At the Blake Christmas tree farm, the Eastern red cedar was the Christmas tree variety of choice by consumers followed by the Arizona cypress, and in later years pine varieties. The red cedar was always my favorite for its wonderful scent and how nature’s natural odor wafted through the house during the holiday season.
Our farm was strictly a U-cut Christmas tree farm. Not a single tree was cut several months before Christmas and shipped hundreds or thousands of miles to sit in a commercial tree lot from mid-November on. The only way one of our trees was cut was by a customer with a hand saw. If they didn’t have the physical means to saw it down then a member of the Blake family would drop to the ground – hopefully not in a fire ant bed! – to saw until the family yelled T-I-M-B-E-R! It was a fun family experience.
Christmas tree prices at our family farm in those days - the early 1970s - was 50 cents per foot, and later increased to 75 cents/foot. The Christmas tree prices I've seen for this year's Christmas season were about $10/foot.
The current Christmas tree shortage is hard for tree growers to stomach. Not only does it create serious cash flow problems for growers but it’s hard to see people miss out on a tree that’s so natural and sustainable. Plus, a natural tree makes the inside of the house smell like the out-of-doors. Divine!
A tree grower can get quite squeamish watching a person buy a fake tree at a local store. I know this because I – a former Christmas tree grower – have an artificial Christmas tree in my house. I hear your question - Why would a Christmas tree grower have a fake tree in their house?
My wife has severe allergies and gets very ill from a real tree in the house. She loves the smell of a real tree until the extreme headaches start and nasal passages clog.
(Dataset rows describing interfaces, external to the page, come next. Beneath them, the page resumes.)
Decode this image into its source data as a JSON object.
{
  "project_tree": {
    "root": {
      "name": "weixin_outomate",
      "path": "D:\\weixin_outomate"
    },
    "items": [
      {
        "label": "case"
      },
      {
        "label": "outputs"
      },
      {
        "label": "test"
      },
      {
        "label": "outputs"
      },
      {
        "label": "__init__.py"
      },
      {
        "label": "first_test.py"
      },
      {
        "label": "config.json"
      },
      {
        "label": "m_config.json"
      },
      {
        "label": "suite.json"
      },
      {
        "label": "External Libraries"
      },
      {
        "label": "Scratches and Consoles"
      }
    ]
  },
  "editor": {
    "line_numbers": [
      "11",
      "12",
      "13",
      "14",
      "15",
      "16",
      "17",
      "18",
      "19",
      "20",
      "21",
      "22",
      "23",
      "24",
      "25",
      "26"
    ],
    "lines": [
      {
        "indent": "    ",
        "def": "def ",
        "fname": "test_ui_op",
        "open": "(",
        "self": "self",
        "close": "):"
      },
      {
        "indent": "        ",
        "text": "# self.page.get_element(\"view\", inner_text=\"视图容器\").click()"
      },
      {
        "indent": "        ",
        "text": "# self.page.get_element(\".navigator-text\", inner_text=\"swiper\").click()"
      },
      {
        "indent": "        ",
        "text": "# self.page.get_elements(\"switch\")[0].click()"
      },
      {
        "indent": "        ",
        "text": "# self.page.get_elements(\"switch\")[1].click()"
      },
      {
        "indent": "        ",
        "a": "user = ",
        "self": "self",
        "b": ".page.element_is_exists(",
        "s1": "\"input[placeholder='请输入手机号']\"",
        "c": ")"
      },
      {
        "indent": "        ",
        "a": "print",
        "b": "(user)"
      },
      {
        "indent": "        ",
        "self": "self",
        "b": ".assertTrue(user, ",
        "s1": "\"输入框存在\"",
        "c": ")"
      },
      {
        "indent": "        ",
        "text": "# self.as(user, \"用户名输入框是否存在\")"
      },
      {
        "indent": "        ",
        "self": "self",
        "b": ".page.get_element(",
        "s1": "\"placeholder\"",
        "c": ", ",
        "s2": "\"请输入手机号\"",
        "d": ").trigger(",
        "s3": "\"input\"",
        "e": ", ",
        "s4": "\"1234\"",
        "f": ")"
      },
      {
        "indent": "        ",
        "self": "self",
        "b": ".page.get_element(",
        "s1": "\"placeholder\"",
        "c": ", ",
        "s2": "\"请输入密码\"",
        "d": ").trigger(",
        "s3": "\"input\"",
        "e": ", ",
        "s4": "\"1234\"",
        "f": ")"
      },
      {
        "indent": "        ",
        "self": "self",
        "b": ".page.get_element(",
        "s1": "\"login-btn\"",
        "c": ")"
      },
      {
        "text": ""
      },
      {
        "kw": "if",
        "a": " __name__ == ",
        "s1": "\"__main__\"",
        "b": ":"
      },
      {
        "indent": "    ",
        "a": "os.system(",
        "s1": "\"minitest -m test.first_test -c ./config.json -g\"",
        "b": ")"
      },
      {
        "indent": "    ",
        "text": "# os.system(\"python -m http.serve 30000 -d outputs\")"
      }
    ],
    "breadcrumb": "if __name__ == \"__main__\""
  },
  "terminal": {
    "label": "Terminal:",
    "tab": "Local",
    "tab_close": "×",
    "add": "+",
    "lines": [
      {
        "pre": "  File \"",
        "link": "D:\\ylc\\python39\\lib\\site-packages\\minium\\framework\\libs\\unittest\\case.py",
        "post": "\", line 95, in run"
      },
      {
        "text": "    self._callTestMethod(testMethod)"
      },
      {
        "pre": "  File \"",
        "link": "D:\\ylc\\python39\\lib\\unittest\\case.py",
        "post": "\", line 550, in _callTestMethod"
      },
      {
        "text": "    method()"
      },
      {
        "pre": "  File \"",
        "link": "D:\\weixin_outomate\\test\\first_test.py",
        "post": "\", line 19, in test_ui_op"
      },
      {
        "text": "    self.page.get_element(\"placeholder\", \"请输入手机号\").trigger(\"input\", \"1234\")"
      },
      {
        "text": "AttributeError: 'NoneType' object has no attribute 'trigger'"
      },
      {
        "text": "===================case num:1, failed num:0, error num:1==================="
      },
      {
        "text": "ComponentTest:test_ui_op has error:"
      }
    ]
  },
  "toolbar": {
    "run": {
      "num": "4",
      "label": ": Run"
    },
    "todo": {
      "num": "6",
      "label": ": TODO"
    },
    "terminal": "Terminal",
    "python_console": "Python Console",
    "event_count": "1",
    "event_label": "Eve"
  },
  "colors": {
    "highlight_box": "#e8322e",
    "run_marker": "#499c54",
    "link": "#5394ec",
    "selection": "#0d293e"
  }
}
Since my wife is No. 1 in my book her health comes first. I just enjoy real trees whenever I’m outside the rest of the year.
Last Sunday at church, the pastor asked for a show of hands of families who have real Christmas trees this year in their homes. Out of about 1,000 people, I counted just three measly hands. It wasn’t the most accurate survey as spur of the moment surveys go but those hands counted on one hand of fingers was a disappointing sight.
Yet whether real or fake, decorated Christmas trees are a beautiful sight to see. They calm many people down, including this writer, delivering serenity and purpose for the season.
I hope you revel in the beauty of your Christmas season and take a long break from the rat race of life to soak in the peace that only Christmas trees can deliver. Stare at the lights, take deep breaths, and relish the spirit of this wonderful time of the year.
From my home to yours, Merry Christmas and God bless!